They are naturally trying to build on whatever momentum still exists over class confrontation in Wisconsin.It hopes to focus on greed, debt and austerity as ways to explain income inequality, wealth transference, national and personal debt- and "think through how different sectors- state workers, students, homeowners- possess different points of institutional leverage."
Everywhere there are appeals to 'social' justice, to a rights discourse centered on an "independent judiciary" or responsive government or tighter regulations.From this liberal perspective the crisis is manufactured, bank bailouts were unnecessary, austerity is a myth and through reform of existing institutions- by "leverage"- the holy middle class can be expanded once again.

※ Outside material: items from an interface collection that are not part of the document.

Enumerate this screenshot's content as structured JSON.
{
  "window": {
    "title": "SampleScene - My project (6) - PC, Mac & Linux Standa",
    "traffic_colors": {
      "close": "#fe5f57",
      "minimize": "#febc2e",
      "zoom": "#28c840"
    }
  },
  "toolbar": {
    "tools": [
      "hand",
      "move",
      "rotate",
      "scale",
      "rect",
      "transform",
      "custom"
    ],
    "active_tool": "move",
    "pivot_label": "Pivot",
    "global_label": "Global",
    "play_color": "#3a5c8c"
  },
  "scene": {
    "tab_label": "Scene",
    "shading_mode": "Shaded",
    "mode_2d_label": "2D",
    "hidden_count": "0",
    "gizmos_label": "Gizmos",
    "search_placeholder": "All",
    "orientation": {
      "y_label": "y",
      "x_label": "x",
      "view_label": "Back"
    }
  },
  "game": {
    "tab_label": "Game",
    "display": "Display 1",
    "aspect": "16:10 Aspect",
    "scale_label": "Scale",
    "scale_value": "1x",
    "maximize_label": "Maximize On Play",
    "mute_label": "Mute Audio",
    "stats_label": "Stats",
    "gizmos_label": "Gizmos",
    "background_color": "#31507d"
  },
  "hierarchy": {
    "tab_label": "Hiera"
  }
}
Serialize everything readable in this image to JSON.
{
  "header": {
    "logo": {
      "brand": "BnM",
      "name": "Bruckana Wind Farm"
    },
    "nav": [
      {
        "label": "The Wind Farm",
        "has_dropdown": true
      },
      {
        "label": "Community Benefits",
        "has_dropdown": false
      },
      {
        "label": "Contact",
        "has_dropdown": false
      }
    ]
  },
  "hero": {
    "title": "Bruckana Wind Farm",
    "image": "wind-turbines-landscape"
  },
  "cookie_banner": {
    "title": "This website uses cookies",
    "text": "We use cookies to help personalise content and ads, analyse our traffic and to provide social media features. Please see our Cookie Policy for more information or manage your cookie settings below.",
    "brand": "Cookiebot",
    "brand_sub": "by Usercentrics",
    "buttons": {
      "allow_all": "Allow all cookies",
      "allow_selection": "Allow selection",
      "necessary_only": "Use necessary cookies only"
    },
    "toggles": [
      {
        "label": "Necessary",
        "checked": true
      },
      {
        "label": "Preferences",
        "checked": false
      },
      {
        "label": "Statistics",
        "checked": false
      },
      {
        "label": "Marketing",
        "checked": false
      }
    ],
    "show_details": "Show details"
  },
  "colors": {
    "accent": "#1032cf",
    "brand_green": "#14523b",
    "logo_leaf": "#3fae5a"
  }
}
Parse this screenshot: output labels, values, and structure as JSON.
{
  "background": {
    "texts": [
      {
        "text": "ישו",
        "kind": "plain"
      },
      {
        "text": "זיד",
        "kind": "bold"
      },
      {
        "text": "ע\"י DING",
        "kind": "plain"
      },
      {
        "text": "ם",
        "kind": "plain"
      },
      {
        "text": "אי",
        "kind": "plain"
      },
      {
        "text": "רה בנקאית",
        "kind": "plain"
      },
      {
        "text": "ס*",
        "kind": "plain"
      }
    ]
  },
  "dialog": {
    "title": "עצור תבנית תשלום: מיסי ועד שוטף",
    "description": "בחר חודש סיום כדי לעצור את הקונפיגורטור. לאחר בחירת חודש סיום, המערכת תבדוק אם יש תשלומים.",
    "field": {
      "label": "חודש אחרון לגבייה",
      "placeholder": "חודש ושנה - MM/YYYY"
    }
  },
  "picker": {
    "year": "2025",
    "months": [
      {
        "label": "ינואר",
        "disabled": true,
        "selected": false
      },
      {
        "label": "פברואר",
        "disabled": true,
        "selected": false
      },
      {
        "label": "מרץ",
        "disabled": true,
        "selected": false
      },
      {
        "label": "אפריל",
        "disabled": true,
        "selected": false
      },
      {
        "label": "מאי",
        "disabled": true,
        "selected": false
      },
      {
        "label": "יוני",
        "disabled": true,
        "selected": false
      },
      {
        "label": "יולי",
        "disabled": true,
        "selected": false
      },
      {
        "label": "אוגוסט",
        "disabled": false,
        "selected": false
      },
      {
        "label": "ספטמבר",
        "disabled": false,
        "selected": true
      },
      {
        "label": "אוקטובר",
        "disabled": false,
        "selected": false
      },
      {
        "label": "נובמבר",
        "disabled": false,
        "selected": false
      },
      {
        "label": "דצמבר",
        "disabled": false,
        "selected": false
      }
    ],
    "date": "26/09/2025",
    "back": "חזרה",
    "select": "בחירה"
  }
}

It is important to locate power in our current situation and ask if this "political" approach can be effective. The dominant narrative of liberal democratic capitalism is that power lies in the citizen, the state and the consumer. The citizen has the power of the vote, the state has the legitimate power of coercion/authority and the consumer has the power of the purse (vote with dollars). The citizen can petition the government or appeal to the courts, the consumer can boycott. What made Wisconsin dangerous was that it introduced, very briefly, the concept of worker and interrupted that narrative. For over a week some citizens realized their power might lie not with "rights" or legal appeals but in their ability to withhold their labor and interrupt production, profits and the circuits of capital. There were bold calls for a general strike. Michael Moore got excited/fearful about the conditions of possibility that briefly opened. Horace Cambell writes : "The scenes from Wisconsin have shown ordinary people the power they possess when organized and they take bold action."
Equally fearful were the Democratic Party and the Big Unions, who instantly reminded the workers they were citizens, and their energy should go to petitions, legislation, courts and elections.Focus on procedural irregularities. Not strikes. Even radicals with a structural critique such as Cambell argued: "The spreading of this movement around the country pose the necessity for a POLITICAL struggle against the capitalist system." Political, not economic.
What of the argument that capitalism is fine, it is only distribution that needs addressing? That the crisis is manufactured and austerity unnecessary? That it's all about greedy banksters?
This is a poisoned pill sugar coated for liberal consumption. It is no doubt reassuring ( especially to students entering the workforce with expensive degrees) to hear that we need only tweak things within existing institutions, processes, and ideologies, that the basic underlying structure is sound. But this requires wilfully ignoring the most obvious, profound signs compounding daily now.
To be continued..